There has been no accountability in this organization, from McGuirk down. Nobody wants to answer questions, least of all McGuirk. He declined comment throughout MLB’s investigation, avoiding questions about himself or Hart. He attempted to spare his good friend Hart humiliation and slid him into a “special advisor” position until later making a U-turn after finally feeling compelled to do so.
McGuirk spoke at a season-ticket holder breakfast two weeks ago and reportedly stated the franchise would not be brought down by a “rogue employee.”
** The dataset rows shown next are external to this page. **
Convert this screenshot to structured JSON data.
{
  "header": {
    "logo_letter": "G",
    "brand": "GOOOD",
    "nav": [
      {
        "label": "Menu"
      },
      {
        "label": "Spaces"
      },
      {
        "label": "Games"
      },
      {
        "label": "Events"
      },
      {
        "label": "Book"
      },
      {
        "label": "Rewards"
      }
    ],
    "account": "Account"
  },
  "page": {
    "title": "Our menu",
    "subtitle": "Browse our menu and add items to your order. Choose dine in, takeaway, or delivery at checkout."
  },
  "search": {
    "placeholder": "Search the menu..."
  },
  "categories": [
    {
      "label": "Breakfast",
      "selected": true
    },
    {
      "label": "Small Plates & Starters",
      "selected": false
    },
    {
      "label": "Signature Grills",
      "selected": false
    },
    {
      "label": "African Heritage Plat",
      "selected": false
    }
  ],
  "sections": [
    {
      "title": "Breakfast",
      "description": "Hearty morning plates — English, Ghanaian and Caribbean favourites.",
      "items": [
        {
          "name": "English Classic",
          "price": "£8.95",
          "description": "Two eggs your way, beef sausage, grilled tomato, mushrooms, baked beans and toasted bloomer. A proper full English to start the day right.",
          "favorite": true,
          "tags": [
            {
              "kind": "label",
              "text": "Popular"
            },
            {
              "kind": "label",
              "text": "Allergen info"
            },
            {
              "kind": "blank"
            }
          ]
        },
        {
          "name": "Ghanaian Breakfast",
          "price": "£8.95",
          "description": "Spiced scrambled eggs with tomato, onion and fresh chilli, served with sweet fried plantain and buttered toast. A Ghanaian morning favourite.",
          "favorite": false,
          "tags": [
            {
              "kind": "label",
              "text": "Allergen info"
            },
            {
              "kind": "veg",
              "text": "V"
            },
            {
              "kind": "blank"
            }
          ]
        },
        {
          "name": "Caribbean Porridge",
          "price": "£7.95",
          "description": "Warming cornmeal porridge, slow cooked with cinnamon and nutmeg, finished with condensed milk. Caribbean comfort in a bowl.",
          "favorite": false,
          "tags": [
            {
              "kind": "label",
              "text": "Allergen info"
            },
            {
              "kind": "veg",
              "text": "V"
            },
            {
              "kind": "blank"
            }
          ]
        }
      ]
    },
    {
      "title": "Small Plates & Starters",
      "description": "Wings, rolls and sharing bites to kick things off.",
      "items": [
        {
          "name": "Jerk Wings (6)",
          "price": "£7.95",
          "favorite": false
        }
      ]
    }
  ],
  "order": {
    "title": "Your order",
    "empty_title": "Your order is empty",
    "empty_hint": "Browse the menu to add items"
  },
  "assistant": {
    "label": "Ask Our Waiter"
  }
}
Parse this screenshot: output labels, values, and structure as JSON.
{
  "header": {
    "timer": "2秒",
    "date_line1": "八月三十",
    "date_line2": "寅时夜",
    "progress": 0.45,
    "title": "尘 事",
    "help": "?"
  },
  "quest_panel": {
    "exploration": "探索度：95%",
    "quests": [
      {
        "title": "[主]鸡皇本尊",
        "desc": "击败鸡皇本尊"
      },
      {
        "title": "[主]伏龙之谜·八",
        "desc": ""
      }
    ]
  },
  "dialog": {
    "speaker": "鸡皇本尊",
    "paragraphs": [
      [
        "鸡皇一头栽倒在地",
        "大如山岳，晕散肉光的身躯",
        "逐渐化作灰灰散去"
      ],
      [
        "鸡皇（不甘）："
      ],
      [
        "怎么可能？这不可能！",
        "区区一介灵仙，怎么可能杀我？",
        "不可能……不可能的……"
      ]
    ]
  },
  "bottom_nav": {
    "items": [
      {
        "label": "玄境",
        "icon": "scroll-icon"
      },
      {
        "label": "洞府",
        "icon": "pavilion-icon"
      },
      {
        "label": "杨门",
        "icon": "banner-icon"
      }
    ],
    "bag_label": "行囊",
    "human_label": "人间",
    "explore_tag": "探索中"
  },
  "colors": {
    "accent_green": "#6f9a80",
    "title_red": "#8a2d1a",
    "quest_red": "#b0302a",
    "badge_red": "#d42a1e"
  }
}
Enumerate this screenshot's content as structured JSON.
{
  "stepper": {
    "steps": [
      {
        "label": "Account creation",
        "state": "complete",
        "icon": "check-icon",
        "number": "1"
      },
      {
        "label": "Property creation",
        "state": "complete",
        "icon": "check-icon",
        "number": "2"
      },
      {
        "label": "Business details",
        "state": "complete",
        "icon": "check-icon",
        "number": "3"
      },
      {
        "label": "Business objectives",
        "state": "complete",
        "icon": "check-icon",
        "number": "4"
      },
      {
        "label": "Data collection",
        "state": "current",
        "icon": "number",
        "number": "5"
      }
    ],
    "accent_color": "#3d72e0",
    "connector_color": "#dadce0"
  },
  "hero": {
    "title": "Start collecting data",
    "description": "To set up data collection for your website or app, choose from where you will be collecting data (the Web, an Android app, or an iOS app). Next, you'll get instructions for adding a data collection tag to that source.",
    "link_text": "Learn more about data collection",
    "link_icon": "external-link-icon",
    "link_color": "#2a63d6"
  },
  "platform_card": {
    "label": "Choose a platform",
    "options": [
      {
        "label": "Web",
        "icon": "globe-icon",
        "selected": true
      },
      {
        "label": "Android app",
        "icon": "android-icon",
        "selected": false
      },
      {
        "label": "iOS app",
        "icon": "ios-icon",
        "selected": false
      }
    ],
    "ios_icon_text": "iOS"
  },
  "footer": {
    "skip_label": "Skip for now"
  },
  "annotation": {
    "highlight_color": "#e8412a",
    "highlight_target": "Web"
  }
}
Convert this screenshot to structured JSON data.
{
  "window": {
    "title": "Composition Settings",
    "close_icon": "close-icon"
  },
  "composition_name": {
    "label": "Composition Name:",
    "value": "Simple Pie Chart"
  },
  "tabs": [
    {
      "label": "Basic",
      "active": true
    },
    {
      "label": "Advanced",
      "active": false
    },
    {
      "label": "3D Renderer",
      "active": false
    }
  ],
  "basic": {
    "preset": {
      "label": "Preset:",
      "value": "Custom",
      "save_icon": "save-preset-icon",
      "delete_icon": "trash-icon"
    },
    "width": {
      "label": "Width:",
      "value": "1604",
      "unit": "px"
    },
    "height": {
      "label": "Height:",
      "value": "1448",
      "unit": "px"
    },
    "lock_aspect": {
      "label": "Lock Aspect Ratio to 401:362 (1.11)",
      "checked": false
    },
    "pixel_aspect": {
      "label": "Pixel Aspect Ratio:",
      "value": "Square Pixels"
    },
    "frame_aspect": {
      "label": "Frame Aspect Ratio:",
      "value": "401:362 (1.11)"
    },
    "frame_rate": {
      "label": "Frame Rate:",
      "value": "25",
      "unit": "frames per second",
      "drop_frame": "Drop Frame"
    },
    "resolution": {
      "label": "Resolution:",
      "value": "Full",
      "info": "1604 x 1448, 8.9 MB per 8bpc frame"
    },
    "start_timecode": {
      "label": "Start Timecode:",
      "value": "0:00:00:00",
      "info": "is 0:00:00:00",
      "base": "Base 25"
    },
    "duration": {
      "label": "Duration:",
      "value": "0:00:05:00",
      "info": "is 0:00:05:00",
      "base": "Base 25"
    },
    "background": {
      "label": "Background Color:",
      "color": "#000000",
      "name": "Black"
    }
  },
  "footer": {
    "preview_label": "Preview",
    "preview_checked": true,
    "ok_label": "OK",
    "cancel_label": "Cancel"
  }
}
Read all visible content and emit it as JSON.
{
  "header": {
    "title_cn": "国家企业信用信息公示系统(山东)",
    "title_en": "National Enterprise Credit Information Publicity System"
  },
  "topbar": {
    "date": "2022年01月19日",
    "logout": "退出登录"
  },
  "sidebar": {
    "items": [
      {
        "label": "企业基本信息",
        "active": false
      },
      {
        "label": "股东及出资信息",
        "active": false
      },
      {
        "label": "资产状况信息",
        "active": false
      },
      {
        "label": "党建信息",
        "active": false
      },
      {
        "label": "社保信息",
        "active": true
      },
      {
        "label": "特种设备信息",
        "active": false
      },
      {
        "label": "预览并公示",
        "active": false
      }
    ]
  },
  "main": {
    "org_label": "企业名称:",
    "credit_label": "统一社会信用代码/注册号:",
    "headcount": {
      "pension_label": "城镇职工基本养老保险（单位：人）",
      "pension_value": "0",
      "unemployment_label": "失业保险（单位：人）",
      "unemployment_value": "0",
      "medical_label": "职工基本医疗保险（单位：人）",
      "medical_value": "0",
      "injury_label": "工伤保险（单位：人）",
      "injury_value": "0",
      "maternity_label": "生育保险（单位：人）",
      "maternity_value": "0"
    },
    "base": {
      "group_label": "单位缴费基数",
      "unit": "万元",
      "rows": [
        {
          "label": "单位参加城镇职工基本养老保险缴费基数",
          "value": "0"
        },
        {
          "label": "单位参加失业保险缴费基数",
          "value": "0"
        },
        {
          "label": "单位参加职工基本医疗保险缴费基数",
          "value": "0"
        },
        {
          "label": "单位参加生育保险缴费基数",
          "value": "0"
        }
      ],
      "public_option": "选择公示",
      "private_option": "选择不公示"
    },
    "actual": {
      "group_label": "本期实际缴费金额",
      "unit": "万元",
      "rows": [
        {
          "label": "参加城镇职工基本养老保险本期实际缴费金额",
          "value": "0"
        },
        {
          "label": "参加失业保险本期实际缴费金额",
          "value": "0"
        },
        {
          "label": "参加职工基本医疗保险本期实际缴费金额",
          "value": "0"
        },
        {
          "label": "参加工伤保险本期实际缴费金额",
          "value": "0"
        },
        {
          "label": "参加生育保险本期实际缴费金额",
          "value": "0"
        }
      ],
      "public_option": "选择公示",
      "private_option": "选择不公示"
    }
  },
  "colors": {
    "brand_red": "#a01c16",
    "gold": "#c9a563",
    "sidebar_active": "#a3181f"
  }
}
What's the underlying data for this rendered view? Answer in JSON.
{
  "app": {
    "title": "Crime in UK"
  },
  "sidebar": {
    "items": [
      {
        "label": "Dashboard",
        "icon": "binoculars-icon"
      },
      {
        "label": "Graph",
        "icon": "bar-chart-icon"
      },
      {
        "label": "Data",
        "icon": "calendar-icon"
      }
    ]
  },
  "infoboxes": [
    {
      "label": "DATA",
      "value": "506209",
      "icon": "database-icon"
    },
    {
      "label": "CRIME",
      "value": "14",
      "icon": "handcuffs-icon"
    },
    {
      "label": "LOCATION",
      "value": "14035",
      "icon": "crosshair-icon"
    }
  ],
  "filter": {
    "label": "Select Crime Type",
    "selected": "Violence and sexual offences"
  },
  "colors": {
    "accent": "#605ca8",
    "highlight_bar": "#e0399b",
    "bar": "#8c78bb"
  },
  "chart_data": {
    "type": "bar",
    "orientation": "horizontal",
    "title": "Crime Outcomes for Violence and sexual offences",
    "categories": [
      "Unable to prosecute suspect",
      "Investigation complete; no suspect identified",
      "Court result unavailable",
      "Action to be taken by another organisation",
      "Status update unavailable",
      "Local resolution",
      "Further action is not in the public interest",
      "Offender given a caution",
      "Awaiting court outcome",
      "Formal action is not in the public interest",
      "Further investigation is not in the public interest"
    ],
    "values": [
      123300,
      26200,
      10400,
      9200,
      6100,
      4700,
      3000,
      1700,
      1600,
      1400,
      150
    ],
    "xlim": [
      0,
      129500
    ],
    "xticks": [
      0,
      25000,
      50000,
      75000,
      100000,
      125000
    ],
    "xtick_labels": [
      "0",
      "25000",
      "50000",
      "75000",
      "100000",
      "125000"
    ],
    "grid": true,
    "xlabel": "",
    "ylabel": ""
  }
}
As if Coppolella did this on this own. McGuirk hands down budgets. Hart oversaw baseball operations. John Schuerholz, the former general manager who was just inducted into the baseball Hall of Fame, still had his tentacles in the organization. Coppolella: not rogue. He may have been the lead dog, but the chairs around the conference table were all full.
MLB sought to avoid putting a blemish on Hart’s and Schuerholz’s career plaques. They have friends in high places. So does McGuirk. So he wasn’t held accountable.
The ball is in Liberty’s court. Blakeley met with MLB. He is expected to meet with Liberty officials. The man knows where the skeletons are buried. If Blakeley goes public and indicts the unpunished, how will Liberty look?
Do owners believe the Braves will fix themselves if some of the same people involved in the rules-breaking are still in place? More important, do they care? Can McGuirk be trusted to be their oversight of the Braves?
As for the budget, it’s hard to imagine the Braves not getting significantly better in 2018 without increasing their payroll, particularly in the area of starting pitching.
Former Braves great Dale Murphy was critical of Liberty Media during a taping of the, “We Never Played The Game” podcast Tuesday, saying, “There’s often a correlation between success and paroll. If you’re not in the top five in payroll, it’s going to be tough.”
Success in pro sports begins when the person in the owner’s box knows what they’re doing.
The Braves have a problem. Their owner’s box is empty. They can’t fix the problems until they fix that first.